PXL THIS celebrates its 23rd year of creative filmmaking by everyone from kids to professionals, and the 50th anniversary of the audio cassette. One of the most unique film festivals ever, PXL THIS has been attended by Oliver Stone, Daryl Hannah, Kim Fowley among many more. Pixelvision has even made it onto the big screen via Richard Linklater (Slacker), Michael Almereyda (Nadja, produced by David Lynch) and Craig Baldwin (Sonic Outlaws). The irresistible irony of the PXL 2000 is that the camera's ease-of-use and affordability, which entirely democratizes movie-making, has inspired the creation of some of the most visionary, avant and luminous film of our time. This edition of the festival features work by Ruby Qi Tondelli, Andy Bustin, L. M. Sabo, Clint Enns, Chester Burnett, Kalynn Campbell, Will Erokan, Marc Bascougnano, Rey Wolf, Joe Nucci, Marvin Choi, The Here & Now (Paolo Davanzo & Lisa Marr), Clifford Novey, Gerry Fialka, Bruce Atchison, Paul Orso, Shirley Vernales, Jonathan Menchin, Ralph Loynachan, Wrasslin’ Poodles, Joseph Weidinger, Denny Moynahan, Phil Marion, Doug Ing, Rex Butters & Paulie Dee, Tad Dery, Sunny War, Nick Newlin, Julien Mangogna, Chris Westhoff, Geoff Seelinger, and tENTATIVELY a cONVENIENCE. PXL THIS curator Gerry Fialka in person! “PXL THIS never fails to stimulate its audience into a churning state of passionate intellectual arousal, and while it's gained an international flair, at its core the festival is genuine California culture at its marvelous best.” –Jonny Whiteside, LA Weekly.

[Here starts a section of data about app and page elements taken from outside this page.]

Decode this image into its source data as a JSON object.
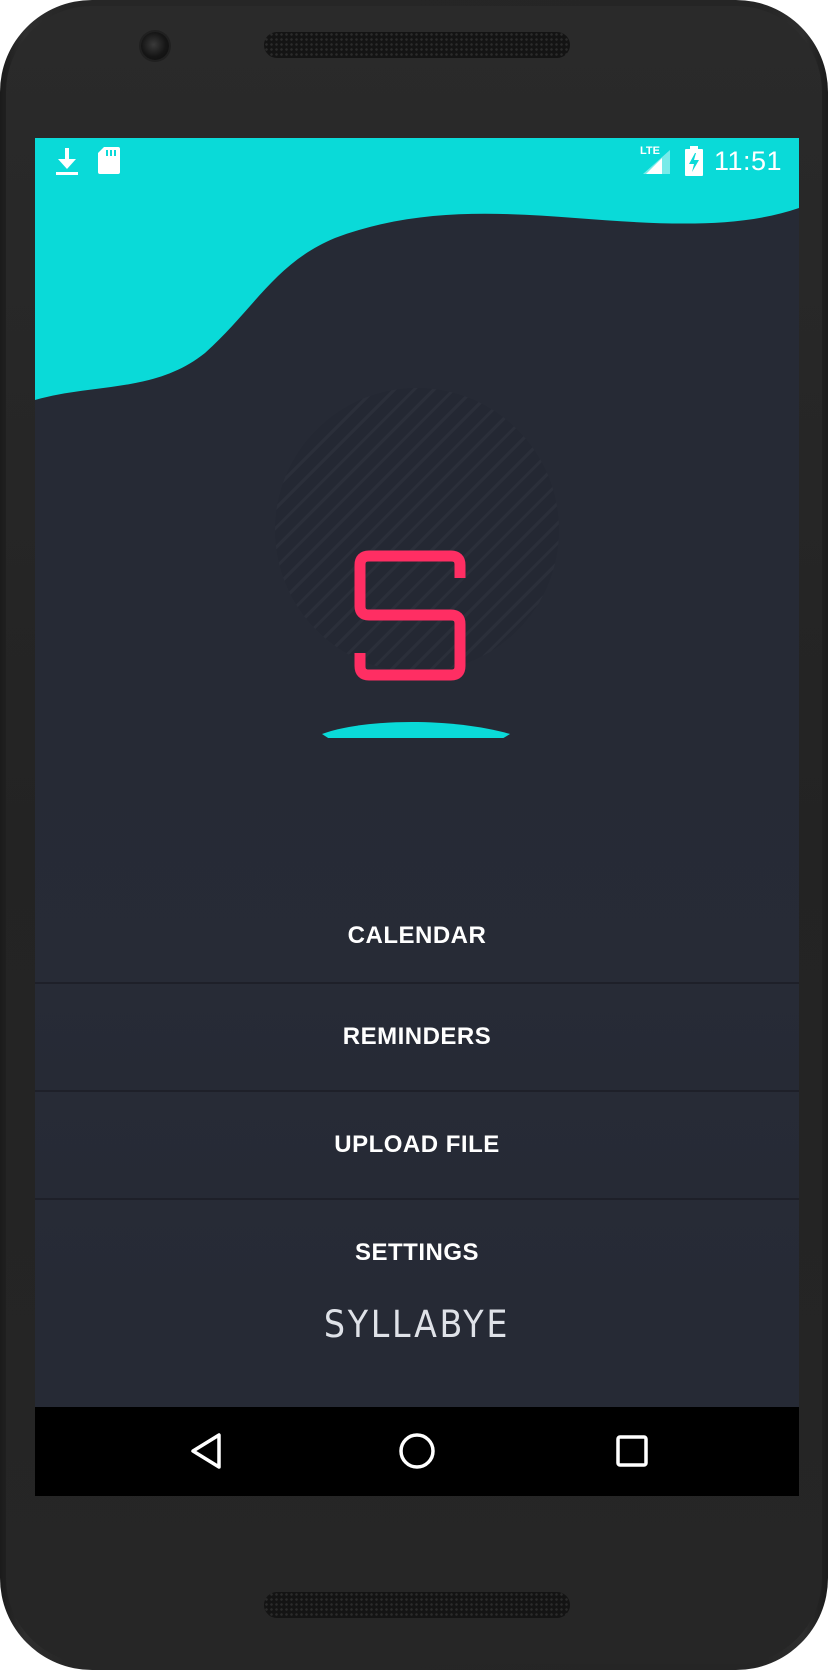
{
  "status_bar": {
    "time": "11:51",
    "network_label": "LTE",
    "left_icons": [
      "download-icon",
      "sd-card-icon"
    ],
    "right_icons": [
      "signal-icon",
      "battery-charging-icon"
    ]
  },
  "logo": {
    "letter": "S"
  },
  "menu": {
    "items": [
      {
        "label": "CALENDAR"
      },
      {
        "label": "REMINDERS"
      },
      {
        "label": "UPLOAD FILE"
      },
      {
        "label": "SETTINGS"
      }
    ]
  },
  "brand": {
    "name": "SYLLABYE"
  },
  "nav_bar": {
    "buttons": [
      "back-icon",
      "home-icon",
      "recents-icon"
    ]
  },
  "colors": {
    "accent_teal": "#0adad8",
    "logo_pink": "#ff2e63",
    "background": "#262a35",
    "text": "#ffffff"
  }
}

Saturday, May 24 – NEW WORKS SALON: COMING HOME – 8 PM
The New Works Salons series is a casual forum for the presentation and discussion of new works in film and video, with local and visiting artists in-person to introduce their work. This edition is a selection of recent autobiographical essay films about home curated by Eve LaFountain. The screening will include the Los Angeles premiere of her 30 minute 16mm film Conversation Pieces: A Swan Song. LaFountain's most ambitious film work to date maps her maternal grandmother Louise's move into a senior citizen building and traces the dismantling and inheritance of her life's collections. The tale transitions from great love stories in World War II, followed by the next generation involved in inter-racial marriage, then leading to the child of Jewish and Native American mixed heritage who walks a fine line blending cultures to establish her identity. As her mother says in the film, this is how the world is changing. Conversation Pieces: A Swan Song fluidly tells the story of one family’s transitions throughout the generations from the perspective of the women. This film will be shown along with recent works by other artists to be announced on 16mm about family, homecomings and reminisces.

Thursday, May 29 – LA AIR: HARUKO TANAKA – 8 PM
LA AIR is an artist-in-residence program that invites Los Angeles filmmakers to utilize EPFC resources in creating a new work over a four-week period. Haruko Tanaka’s project The Soroban and the Presentis part soroban (aka abacus) tutorial, part historical account, part freeway numerology, and part dare devil bell ringing adventure with field recordings. It is all love for the city of Los Angeles which, according to the Pythagorean system of numerology, is a “1”—the primal force and number of creation and the most difficult of all lovers. The project explores unseen forces that possibly inform a love/hate/confused relationship to our land and displaced acts of good will and pride, all the while trying to be a more self reliant and sustaining force of analog embodiment. FREE EVENT!



Saturday, May 3 – Introduction to Super 8 Filmmaking & Hand-processing – 1 – 5 PM
Using the classic home-movie camera, students will explore the history, application and tender sophistication of small format filmmaking. This one-day workshop includes basic camera operation, shooting techniques and hand-processing with both traditional reversal photochemistry and negative processing from home-brewed kitchen ingredients! No previous filmmaking experience necessary. All equipment and materials provided by EPFC. Class limited to 9 students; Fee: $75/$60 EPFC Members.  Instructor: Rick Bahto.